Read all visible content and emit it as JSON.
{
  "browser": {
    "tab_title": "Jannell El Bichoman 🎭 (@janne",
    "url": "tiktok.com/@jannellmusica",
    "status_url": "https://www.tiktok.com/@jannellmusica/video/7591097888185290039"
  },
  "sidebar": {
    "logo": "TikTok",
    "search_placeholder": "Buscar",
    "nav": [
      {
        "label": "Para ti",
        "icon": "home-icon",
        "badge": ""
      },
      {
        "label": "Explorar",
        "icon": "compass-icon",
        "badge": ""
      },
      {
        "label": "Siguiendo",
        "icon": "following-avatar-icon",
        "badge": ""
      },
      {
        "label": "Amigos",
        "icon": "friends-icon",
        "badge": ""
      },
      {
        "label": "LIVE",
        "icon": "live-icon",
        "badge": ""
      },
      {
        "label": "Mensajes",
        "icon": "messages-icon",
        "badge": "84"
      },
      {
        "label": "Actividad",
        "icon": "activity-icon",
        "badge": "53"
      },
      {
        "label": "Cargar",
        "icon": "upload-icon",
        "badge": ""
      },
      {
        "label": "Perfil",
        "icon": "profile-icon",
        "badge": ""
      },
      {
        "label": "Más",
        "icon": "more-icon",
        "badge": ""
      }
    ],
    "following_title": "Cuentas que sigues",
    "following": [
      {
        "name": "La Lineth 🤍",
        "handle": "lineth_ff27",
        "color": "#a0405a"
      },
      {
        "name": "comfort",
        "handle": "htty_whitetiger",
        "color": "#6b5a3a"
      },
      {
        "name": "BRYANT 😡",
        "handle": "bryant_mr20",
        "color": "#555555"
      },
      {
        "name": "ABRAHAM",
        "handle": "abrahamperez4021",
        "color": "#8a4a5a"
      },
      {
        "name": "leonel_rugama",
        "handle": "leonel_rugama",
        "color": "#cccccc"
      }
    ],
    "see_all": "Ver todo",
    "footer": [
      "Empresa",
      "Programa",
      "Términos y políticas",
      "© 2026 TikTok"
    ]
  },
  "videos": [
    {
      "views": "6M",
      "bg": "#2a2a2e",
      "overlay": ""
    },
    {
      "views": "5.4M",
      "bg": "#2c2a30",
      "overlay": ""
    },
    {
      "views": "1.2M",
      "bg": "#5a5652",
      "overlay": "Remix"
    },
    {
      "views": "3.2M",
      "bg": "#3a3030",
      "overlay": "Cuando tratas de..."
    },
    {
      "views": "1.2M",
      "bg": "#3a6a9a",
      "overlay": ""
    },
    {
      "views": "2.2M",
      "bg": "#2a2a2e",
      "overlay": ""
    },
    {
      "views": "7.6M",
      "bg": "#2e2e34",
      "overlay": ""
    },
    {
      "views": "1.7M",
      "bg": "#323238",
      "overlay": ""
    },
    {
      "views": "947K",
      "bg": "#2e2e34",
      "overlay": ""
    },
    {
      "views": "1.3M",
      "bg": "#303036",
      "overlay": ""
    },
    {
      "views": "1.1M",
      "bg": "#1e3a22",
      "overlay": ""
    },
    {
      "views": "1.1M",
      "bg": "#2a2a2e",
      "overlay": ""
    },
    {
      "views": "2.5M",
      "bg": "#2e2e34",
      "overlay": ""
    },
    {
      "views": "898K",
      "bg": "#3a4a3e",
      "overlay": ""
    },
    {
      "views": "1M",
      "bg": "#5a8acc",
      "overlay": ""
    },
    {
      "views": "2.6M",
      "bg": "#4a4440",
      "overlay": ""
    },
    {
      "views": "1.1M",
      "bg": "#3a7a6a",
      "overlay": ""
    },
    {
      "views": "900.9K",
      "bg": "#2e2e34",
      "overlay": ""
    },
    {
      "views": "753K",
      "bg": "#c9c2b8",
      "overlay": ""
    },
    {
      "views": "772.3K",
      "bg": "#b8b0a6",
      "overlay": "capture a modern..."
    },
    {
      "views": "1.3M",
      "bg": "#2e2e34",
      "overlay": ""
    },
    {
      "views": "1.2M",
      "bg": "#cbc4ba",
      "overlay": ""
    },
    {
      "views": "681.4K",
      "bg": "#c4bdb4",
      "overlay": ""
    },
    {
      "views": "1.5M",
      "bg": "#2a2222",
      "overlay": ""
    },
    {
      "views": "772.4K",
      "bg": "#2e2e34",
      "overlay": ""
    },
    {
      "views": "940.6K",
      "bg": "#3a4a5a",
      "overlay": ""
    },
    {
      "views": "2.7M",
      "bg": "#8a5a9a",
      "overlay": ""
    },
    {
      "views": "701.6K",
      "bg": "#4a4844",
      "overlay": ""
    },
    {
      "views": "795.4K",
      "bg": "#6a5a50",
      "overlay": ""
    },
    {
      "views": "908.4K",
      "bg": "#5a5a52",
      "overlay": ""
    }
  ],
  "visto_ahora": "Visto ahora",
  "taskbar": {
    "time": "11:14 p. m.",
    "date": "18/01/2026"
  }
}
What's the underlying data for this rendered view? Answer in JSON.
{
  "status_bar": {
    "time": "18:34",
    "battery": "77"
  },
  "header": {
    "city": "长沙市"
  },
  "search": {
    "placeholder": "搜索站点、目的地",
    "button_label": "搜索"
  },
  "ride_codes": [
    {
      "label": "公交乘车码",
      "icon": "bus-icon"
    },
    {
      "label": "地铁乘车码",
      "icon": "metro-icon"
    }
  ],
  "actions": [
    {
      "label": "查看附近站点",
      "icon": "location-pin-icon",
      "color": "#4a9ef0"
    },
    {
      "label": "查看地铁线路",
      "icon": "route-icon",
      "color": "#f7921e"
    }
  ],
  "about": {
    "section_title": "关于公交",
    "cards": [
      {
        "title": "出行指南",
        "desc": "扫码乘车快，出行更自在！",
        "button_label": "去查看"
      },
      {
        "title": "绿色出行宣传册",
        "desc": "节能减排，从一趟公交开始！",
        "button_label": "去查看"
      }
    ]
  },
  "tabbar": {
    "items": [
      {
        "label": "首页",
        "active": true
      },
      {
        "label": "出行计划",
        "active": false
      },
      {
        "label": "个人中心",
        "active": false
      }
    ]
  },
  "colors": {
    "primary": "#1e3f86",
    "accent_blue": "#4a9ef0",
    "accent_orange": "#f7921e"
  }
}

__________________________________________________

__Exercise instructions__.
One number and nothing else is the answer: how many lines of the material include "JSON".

__Answer section__.
2